Set steps in cpt file. Calculate entries in cpt file from zstart to zstop in steps of (zinc). [Default chooses arbitrary values by a crazy scheme.]


Force the color table to be symmetric about zero (from -R to +R). Append flag to set the range R: - for R =|zmin|, + for R = |zmax|, _ for R = min(|zmin|, |zmax|), or = for R = max(|zmin|, |zmax|).


Verbose operation. This will write CDF(Z) estimates to stderr. [Default is silent.]


Will create a continuous color palette. [Default is discontinuous, i.e., constant color intervals]


GMT is able to recognize many of the commonly used grid file formats, as well as the precision, scale and offset of the values contained in the grid file. When GMT needs a little help with that, you can add the suffix =id[/scale/offset[/nan]], where id is a two-letter identifier of the grid type and precision, and scale and offset are optional scale factor and offset to be applied to all grid values, and nan is the value used to indicate missing data. See grdreformat(1) and Section 4.17 of the GMT Technical Reference and Cookbook for more information.

When reading a netCDF file that contains multiple grids, GMT will read, by default, the first 2-dimensional grid that can find in that file. To coax GMT into reading another multi-dimensional variable in the grid file, append ?varname to the file name, where varname is the name of the variable. Note that you may need to escape the special meaning of ? in your shell program by putting a backslash in front of it, or by placing the filename and suffix between quotes or double quotes. See grdreformat(1) and Section 4.18 of the GMT Technical Reference and Cookbook for more information, particularly on how to read splices of 3-, 4-, or 5-dimensional grids.


Sometimes you don’t want to make a cpt file (yet) but would find it helpful to know that 90% of your data lie between z1 and z2, something you cannot learn from grdinfo. So you can do this to see some points on the CDF(Z) curve (use −V option to see more):

grd2cpt mydata.grd −V > /dev/null

To make a cpt file with entries from 0 to 200 in steps of 20, and ignore data below zero in computing CDF(Z), and use the built-in master cpt file relief, run

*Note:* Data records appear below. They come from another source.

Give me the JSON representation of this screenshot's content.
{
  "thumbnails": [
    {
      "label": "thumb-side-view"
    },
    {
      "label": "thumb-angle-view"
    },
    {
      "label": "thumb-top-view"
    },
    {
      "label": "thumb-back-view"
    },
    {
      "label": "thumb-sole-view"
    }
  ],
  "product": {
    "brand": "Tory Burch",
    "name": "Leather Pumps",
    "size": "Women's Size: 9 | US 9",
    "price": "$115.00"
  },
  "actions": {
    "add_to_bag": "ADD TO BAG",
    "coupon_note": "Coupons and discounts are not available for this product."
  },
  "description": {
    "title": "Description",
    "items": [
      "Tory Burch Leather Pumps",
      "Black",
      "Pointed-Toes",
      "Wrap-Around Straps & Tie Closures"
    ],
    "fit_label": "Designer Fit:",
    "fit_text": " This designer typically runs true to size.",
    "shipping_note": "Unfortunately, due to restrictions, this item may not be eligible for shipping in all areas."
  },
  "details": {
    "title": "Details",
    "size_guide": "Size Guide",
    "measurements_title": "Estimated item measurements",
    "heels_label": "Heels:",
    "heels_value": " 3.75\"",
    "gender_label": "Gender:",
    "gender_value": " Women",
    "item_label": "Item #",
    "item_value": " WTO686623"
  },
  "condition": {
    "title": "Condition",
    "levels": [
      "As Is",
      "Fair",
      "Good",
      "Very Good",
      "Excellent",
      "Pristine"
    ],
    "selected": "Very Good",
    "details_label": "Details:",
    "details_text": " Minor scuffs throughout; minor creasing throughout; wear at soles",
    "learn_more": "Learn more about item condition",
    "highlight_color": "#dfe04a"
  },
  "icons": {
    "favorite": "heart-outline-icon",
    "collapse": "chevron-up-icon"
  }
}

grd2cpt mydata.grd −Crelief -L0/10000 -S0/200/20 > mydata.cpt


gmtdefaults(1), GMT(1), grdhisteq(1), grdinfo(1), makecpt(1)